-------- Exercise materials --------

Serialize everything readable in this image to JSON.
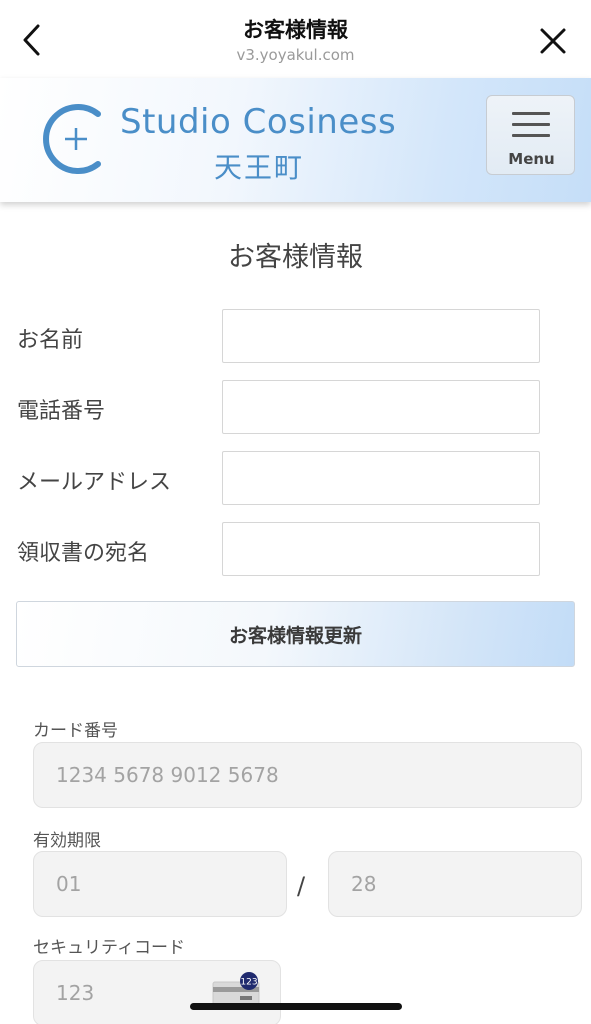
{
  "browser": {
    "title": "お客様情報",
    "url": "v3.yoyakul.com"
  },
  "site": {
    "logo_text": "Studio Cosiness",
    "logo_sub": "天王町",
    "menu_label": "Menu",
    "accent_color": "#4a8ec8"
  },
  "customer_form": {
    "heading": "お客様情報",
    "fields": [
      {
        "label": "お名前",
        "value": ""
      },
      {
        "label": "電話番号",
        "value": ""
      },
      {
        "label": "メールアドレス",
        "value": ""
      },
      {
        "label": "領収書の宛名",
        "value": ""
      }
    ],
    "update_button": "お客様情報更新"
  },
  "card_form": {
    "card_number_label": "カード番号",
    "card_number_placeholder": "1234 5678 9012 5678",
    "expiry_label": "有効期限",
    "expiry_month_placeholder": "01",
    "expiry_separator": "/",
    "expiry_year_placeholder": "28",
    "security_code_label": "セキュリティコード",
    "security_code_placeholder": "123",
    "security_badge": "123"
  },
  "icons": [
    "chevron-left-icon",
    "close-icon",
    "logo-icon",
    "hamburger-icon",
    "card-cvc-icon"
  ]
}
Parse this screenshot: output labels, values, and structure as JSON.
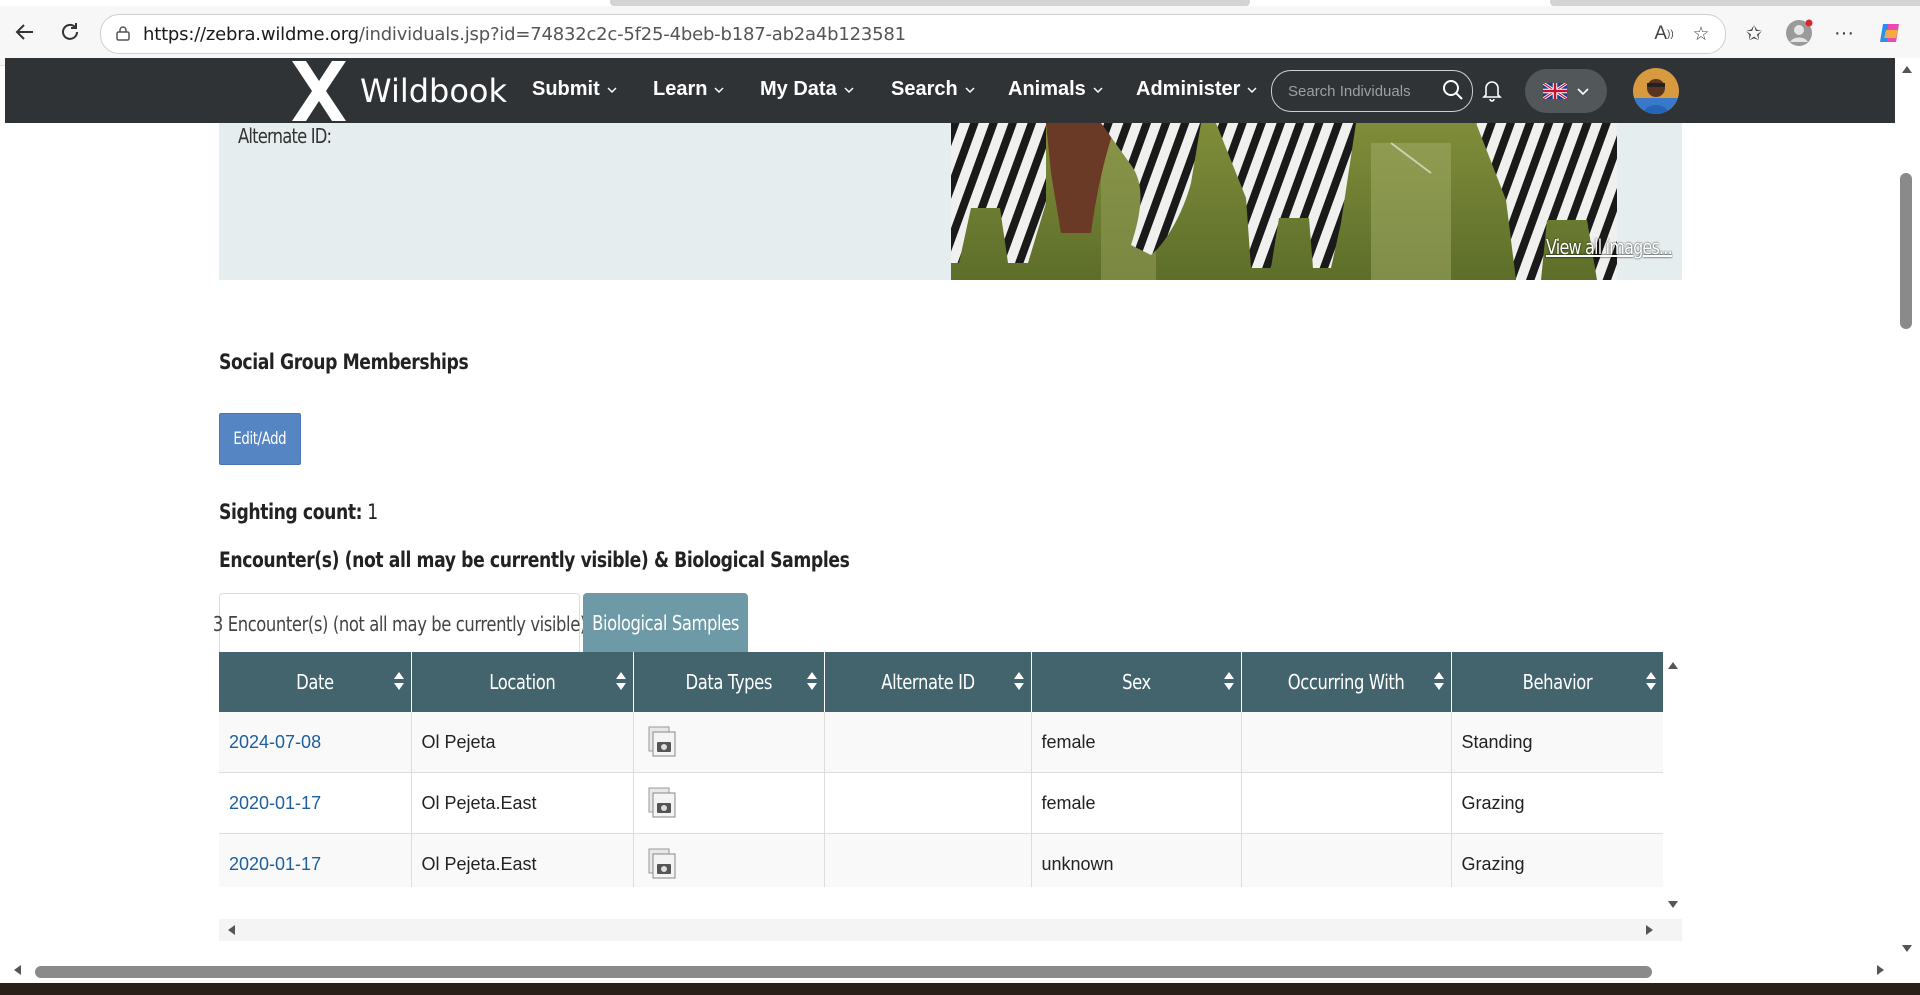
{
  "browser": {
    "url_host": "https://zebra.wildme.org",
    "url_path": "/individuals.jsp?id=74832c2c-5f25-4beb-b187-ab2a4b123581",
    "icons": [
      "back-icon",
      "refresh-icon",
      "lock-icon",
      "read-aloud-icon",
      "favorite-star-icon",
      "favorites-list-icon",
      "profile-icon",
      "more-icon",
      "copilot-icon"
    ]
  },
  "nav": {
    "brand": "Wildbook",
    "menu": [
      "Submit",
      "Learn",
      "My Data",
      "Search",
      "Animals",
      "Administer"
    ],
    "search_placeholder": "Search Individuals"
  },
  "individual": {
    "alternate_id_label": "Alternate ID:",
    "view_all_images": "View all images..."
  },
  "social": {
    "heading": "Social Group Memberships",
    "edit_button": "Edit/Add"
  },
  "sighting": {
    "label": "Sighting count:",
    "value": "1"
  },
  "encounters": {
    "heading": "Encounter(s) (not all may be currently visible) & Biological Samples",
    "tabs": [
      "3 Encounter(s) (not all may be currently visible)",
      "Biological Samples"
    ],
    "columns": [
      "Date",
      "Location",
      "Data Types",
      "Alternate ID",
      "Sex",
      "Occurring With",
      "Behavior"
    ],
    "rows": [
      {
        "date": "2024-07-08",
        "location": "Ol Pejeta",
        "alternate_id": "",
        "sex": "female",
        "occurring_with": "",
        "behavior": "Standing"
      },
      {
        "date": "2020-01-17",
        "location": "Ol Pejeta.East",
        "alternate_id": "",
        "sex": "female",
        "occurring_with": "",
        "behavior": "Grazing"
      },
      {
        "date": "2020-01-17",
        "location": "Ol Pejeta.East",
        "alternate_id": "",
        "sex": "unknown",
        "occurring_with": "",
        "behavior": "Grazing"
      }
    ]
  },
  "colors": {
    "nav_bg": "#2f3335",
    "table_header": "#43646d",
    "active_tab": "#6d9aa6",
    "button": "#5585c2",
    "link": "#1b5f9e"
  }
}
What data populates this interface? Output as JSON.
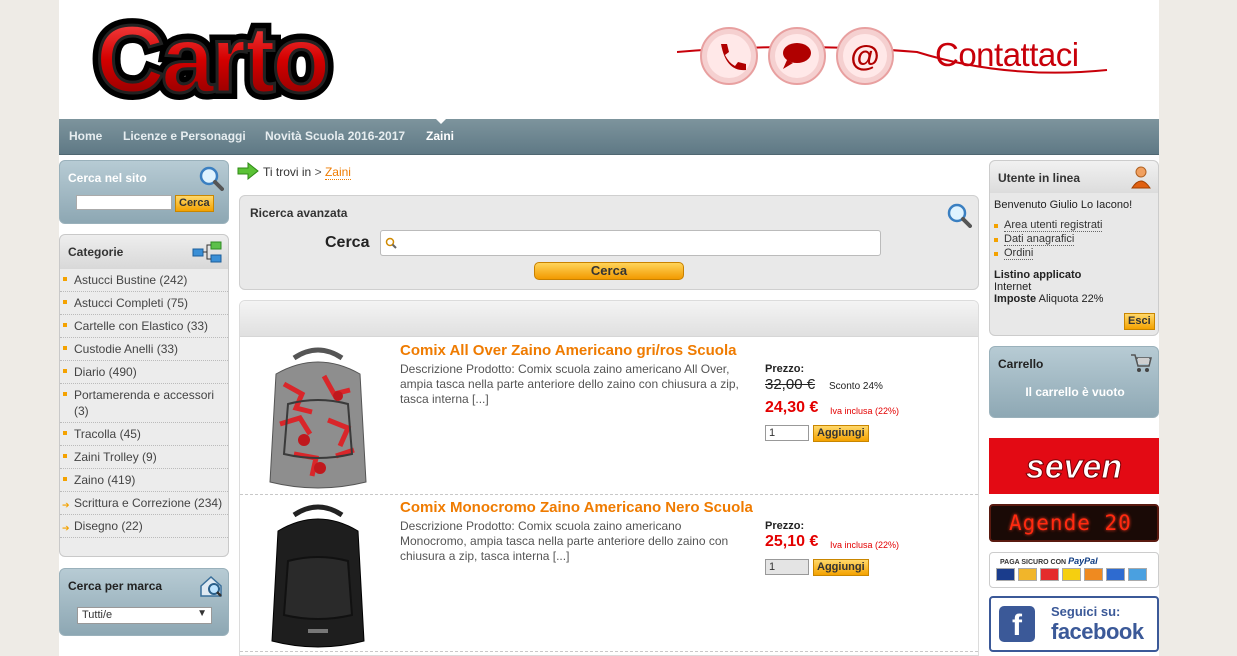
{
  "brand": {
    "logo_text": "Carto",
    "contact_label": "Contattaci"
  },
  "nav": {
    "items": [
      {
        "label": "Home"
      },
      {
        "label": "Licenze e Personaggi"
      },
      {
        "label": "Novità Scuola 2016-2017"
      },
      {
        "label": "Zaini"
      }
    ],
    "active": "Zaini"
  },
  "site_search": {
    "title": "Cerca nel sito",
    "button": "Cerca",
    "value": ""
  },
  "categories": {
    "title": "Categorie",
    "items": [
      {
        "label": "Astucci Bustine (242)"
      },
      {
        "label": "Astucci Completi (75)"
      },
      {
        "label": "Cartelle con Elastico (33)"
      },
      {
        "label": "Custodie Anelli (33)"
      },
      {
        "label": "Diario (490)"
      },
      {
        "label": "Portamerenda e accessori (3)"
      },
      {
        "label": "Tracolla (45)"
      },
      {
        "label": "Zaini Trolley (9)"
      },
      {
        "label": "Zaino (419)"
      },
      {
        "label": "Scrittura e Correzione (234)"
      },
      {
        "label": "Disegno (22)"
      }
    ]
  },
  "brand_search": {
    "title": "Cerca per marca",
    "selected": "Tutti/e"
  },
  "breadcrumb": {
    "prefix": "Ti trovi in",
    "separator": ">",
    "current": "Zaini"
  },
  "advanced_search": {
    "title": "Ricerca avanzata",
    "label": "Cerca",
    "value": "",
    "button": "Cerca"
  },
  "products": [
    {
      "title": "Comix All Over Zaino Americano gri/ros Scuola",
      "description": "Descrizione Prodotto: Comix scuola zaino americano All Over, ampia tasca nella parte anteriore dello zaino con chiusura a zip, tasca interna [...]",
      "price_label": "Prezzo:",
      "old_price": "32,00 €",
      "discount": "Sconto 24%",
      "price": "24,30 €",
      "vat": "Iva inclusa (22%)",
      "qty": "1",
      "add_label": "Aggiungi"
    },
    {
      "title": "Comix Monocromo Zaino Americano Nero Scuola",
      "description": "Descrizione Prodotto: Comix scuola zaino americano Monocromo, ampia tasca nella parte anteriore dello zaino con chiusura a zip, tasca interna [...]",
      "price_label": "Prezzo:",
      "price": "25,10 €",
      "vat": "Iva inclusa (22%)",
      "qty": "1",
      "add_label": "Aggiungi"
    }
  ],
  "user": {
    "title": "Utente in linea",
    "welcome": "Benvenuto Giulio Lo Iacono!",
    "links": [
      "Area utenti registrati",
      "Dati anagrafici",
      "Ordini"
    ],
    "listino_label": "Listino applicato",
    "listino_value": "Internet",
    "imposte_label": "Imposte",
    "imposte_value": "Aliquota 22%",
    "logout": "Esci"
  },
  "cart": {
    "title": "Carrello",
    "empty": "Il carrello è vuoto"
  },
  "banners": {
    "seven": "seven",
    "led": "Agende 20",
    "paypal_prefix": "PAGA SICURO CON",
    "paypal_brand": "PayPal",
    "fb_line1": "Seguici su:",
    "fb_line2": "facebook",
    "fb_letter": "f"
  },
  "colors": {
    "accent": "#ef7b00",
    "price": "#e30000",
    "nav": "#6a838e",
    "button": "#f4a200"
  }
}
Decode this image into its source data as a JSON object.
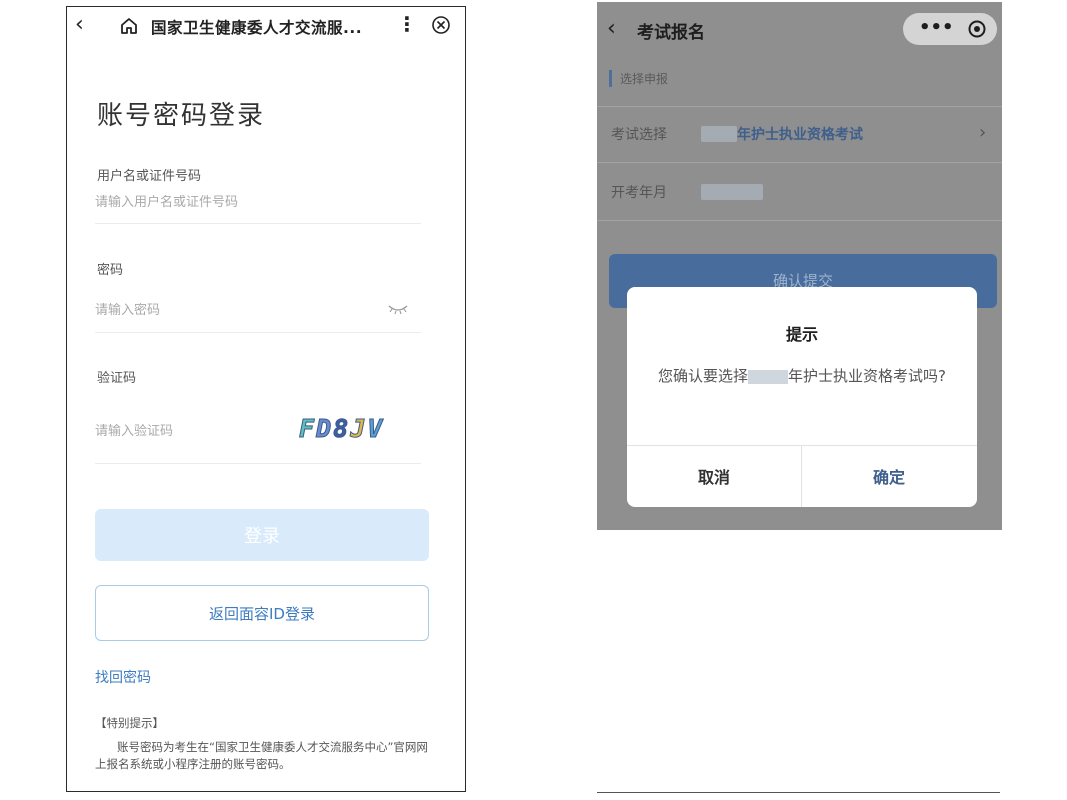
{
  "left": {
    "navbar": {
      "back_icon": "chevron-left-icon",
      "home_icon": "home-icon",
      "title": "国家卫生健康委人才交流服...",
      "more_icon": "more-vertical-icon",
      "close_icon": "close-circle-icon"
    },
    "login_title": "账号密码登录",
    "username": {
      "label": "用户名或证件号码",
      "placeholder": "请输入用户名或证件号码"
    },
    "password": {
      "label": "密码",
      "placeholder": "请输入密码",
      "toggle_icon": "eye-closed-icon"
    },
    "captcha": {
      "label": "验证码",
      "placeholder": "请输入验证码",
      "chars": [
        "F",
        "D",
        "8",
        "J",
        "V"
      ],
      "colors": [
        "#5ec0b8",
        "#6a8bd1",
        "#3e5fa8",
        "#e0b84a",
        "#5aa0d8"
      ]
    },
    "login_button": "登录",
    "face_login_button": "返回面容ID登录",
    "forgot_link": "找回密码",
    "notice_title": "【特别提示】",
    "notice_body": "账号密码为考生在“国家卫生健康委人才交流服务中心”官网网上报名系统或小程序注册的账号密码。"
  },
  "right": {
    "navbar": {
      "back_icon": "chevron-left-icon",
      "title": "考试报名",
      "more_icon": "more-horizontal-icon",
      "target_icon": "target-icon"
    },
    "section_title": "选择申报",
    "rows": [
      {
        "label": "考试选择",
        "value": "年护士执业资格考试"
      },
      {
        "label": "开考年月",
        "value": ""
      }
    ],
    "confirm_submit": "确认提交",
    "dialog": {
      "title": "提示",
      "message_prefix": "您确认要选择",
      "message_suffix": "年护士执业资格考试吗?",
      "cancel": "取消",
      "ok": "确定"
    }
  },
  "colors": {
    "accent_blue": "#3d7cc0",
    "disabled_button": "#d9eafb",
    "overlay_gray": "#8f8f8f"
  }
}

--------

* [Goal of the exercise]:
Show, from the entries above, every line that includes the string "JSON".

* [Exercise solution]:
Serialize everything readable in this image to JSON.
Parse this screenshot: output labels, values, and structure as JSON.
What data populates this interface? Output as JSON.
Decode this image into its source data as a JSON object.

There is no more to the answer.